Exercise: Find and copy the lines in the records beneath this task that contain the word "text".

[Excerpts from a dataset]
=== Section Start ===

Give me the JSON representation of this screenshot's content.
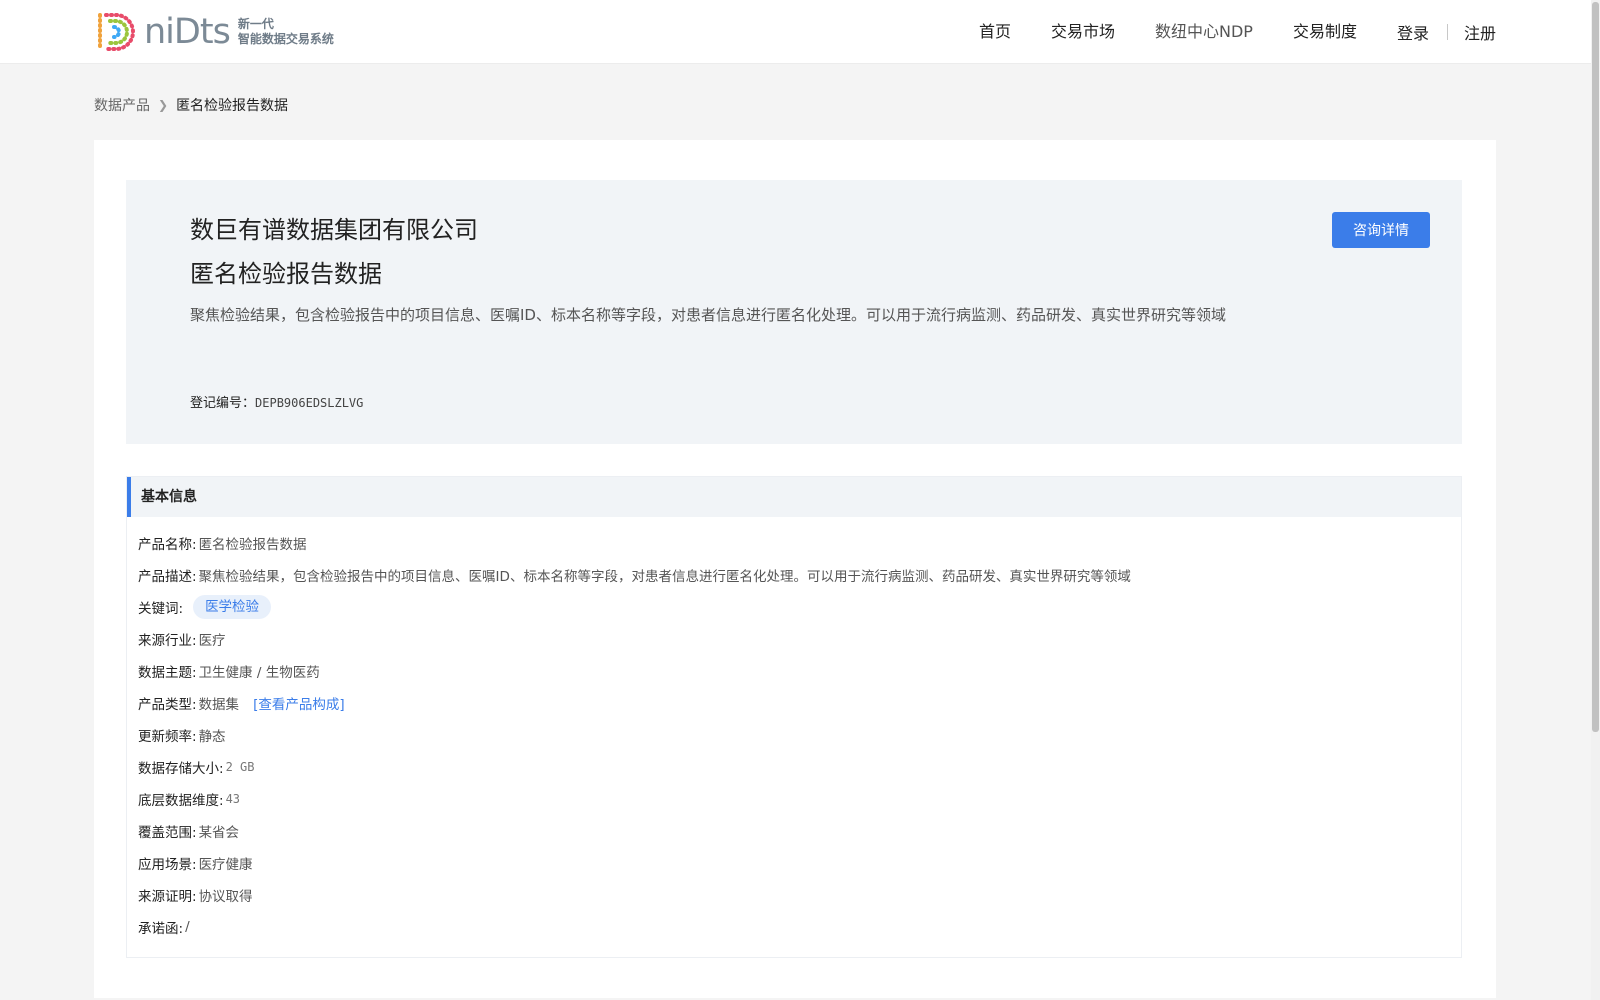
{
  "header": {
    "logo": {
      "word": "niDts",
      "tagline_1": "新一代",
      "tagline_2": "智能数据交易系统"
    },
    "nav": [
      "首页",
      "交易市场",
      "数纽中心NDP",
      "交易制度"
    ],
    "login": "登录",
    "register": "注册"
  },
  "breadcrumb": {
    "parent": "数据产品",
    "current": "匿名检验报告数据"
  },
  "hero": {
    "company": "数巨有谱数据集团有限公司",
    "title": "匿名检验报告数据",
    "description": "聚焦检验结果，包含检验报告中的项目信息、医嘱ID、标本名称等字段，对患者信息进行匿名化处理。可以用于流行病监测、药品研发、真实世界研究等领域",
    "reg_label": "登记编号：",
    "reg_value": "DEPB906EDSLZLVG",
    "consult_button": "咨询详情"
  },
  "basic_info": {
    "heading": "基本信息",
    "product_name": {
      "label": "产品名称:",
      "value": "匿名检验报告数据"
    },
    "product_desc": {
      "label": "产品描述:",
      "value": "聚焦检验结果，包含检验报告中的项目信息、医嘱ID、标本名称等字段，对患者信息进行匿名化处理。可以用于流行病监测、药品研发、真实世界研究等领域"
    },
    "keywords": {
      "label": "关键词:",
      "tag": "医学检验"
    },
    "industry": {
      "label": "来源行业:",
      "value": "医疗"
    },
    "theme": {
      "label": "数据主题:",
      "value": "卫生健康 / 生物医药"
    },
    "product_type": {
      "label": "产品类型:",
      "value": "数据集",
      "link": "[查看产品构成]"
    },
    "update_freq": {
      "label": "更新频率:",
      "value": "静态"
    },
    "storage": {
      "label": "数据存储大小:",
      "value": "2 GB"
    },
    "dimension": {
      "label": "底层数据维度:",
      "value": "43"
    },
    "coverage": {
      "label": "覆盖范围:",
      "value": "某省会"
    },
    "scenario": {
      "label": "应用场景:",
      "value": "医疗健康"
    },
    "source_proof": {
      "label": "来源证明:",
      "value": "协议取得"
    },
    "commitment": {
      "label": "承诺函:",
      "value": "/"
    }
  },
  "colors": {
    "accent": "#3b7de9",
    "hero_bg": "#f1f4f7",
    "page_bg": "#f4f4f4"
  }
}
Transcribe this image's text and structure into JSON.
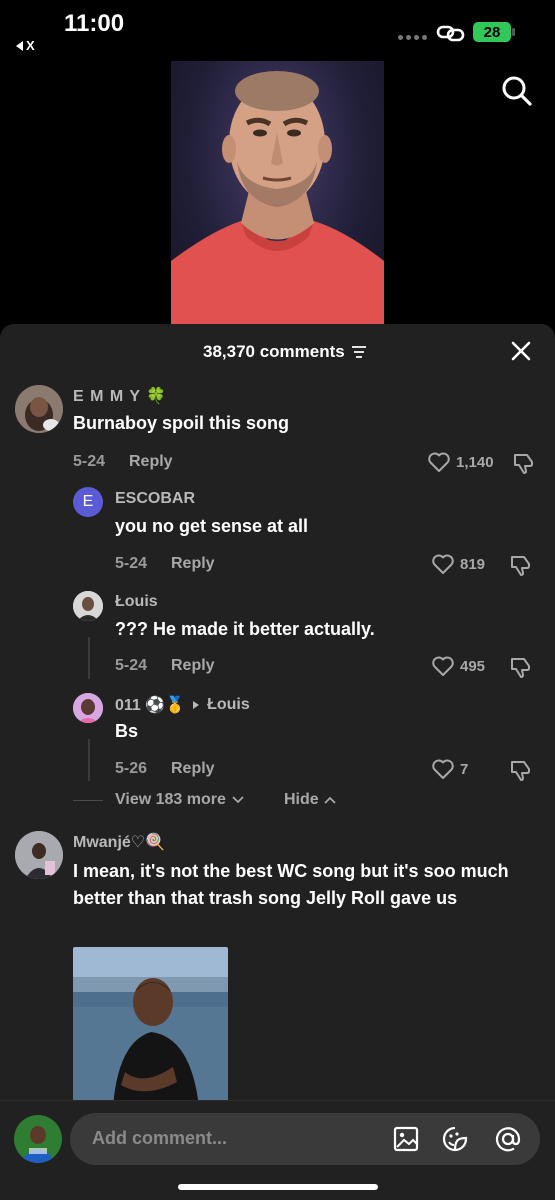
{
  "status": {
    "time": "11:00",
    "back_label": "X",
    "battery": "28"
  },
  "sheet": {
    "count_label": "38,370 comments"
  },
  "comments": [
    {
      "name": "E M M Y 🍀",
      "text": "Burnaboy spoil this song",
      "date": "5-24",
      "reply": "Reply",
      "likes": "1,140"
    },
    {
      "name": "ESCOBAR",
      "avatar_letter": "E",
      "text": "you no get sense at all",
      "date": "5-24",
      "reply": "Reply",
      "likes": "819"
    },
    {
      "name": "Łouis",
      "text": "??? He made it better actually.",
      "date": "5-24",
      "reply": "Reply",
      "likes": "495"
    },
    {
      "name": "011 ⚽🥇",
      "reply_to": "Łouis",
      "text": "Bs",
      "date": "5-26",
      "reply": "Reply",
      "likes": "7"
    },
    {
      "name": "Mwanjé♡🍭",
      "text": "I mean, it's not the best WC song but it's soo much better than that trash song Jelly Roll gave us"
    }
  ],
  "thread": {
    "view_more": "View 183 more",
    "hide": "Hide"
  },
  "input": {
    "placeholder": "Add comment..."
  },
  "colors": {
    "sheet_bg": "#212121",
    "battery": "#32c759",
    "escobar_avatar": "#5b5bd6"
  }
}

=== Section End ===

Solution:
Transcribe this image's text and structure into JSON.
      "text": "Burnaboy spoil this song",
      "text": "you no get sense at all",
      "text": "??? He made it better actually.",
      "text": "Bs",
      "text": "I mean, it's not the best WC song but it's soo much better than that trash song Jelly Roll gave us"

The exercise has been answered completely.